#include <algorithm>  // for_each
Running the program:
mywc Circle.cpp fibonacci.cpp Ocean.cpp Polygon.cpp WarBoats.cpp
Output:
        50       110       819  Circle.cpp
        87       265      2191  fibonacci.cpp
       158       450      4246  Ocean.cpp
       402      1353     11959  Polygon.cpp
        14        20       164  WarBoats.cpp
Cygwin wc.exeOur program
   50   110   819 Circle.cpp
   87   265  2191 fibonacci.cpp
  158   450  4246 Ocean.cpp
  402  1353 11959 Polygon.cpp
   14    20   164 WarBoats.cpp
  711  2198 19379 total
    50       110       819  Circle.cpp
    87       265      2191  fibonacci.cpp
   158       450      4246  Ocean.cpp
   402      1353     11959  Polygon.cpp
    14        20       164  WarBoats.cpp

The complete program.

Exercise for students: Add the totals to the output.

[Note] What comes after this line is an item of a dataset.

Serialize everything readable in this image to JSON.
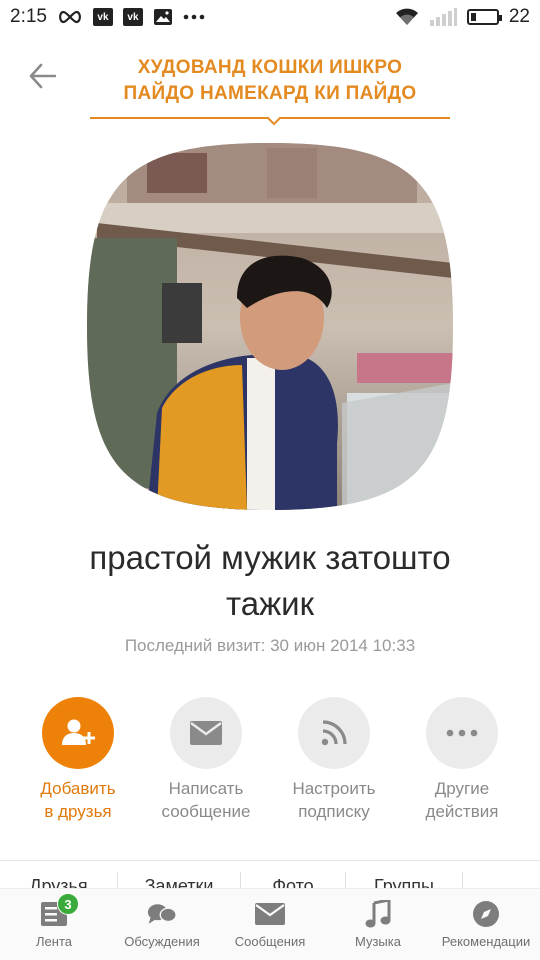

Also, there is a caveat with this program: It reads files in one line-at-a-time and assumes the newlines are a single-character (LF) like Linux/Mac OS X, not two characters (CR/LF) like Windows. You would need to modify the file reading logic to handle both systems. Or, read in characters instead of lines and then account for whitespace to delimit words and newlines to delimit lines. This example chose to keep it simple to illustrate the file I/O.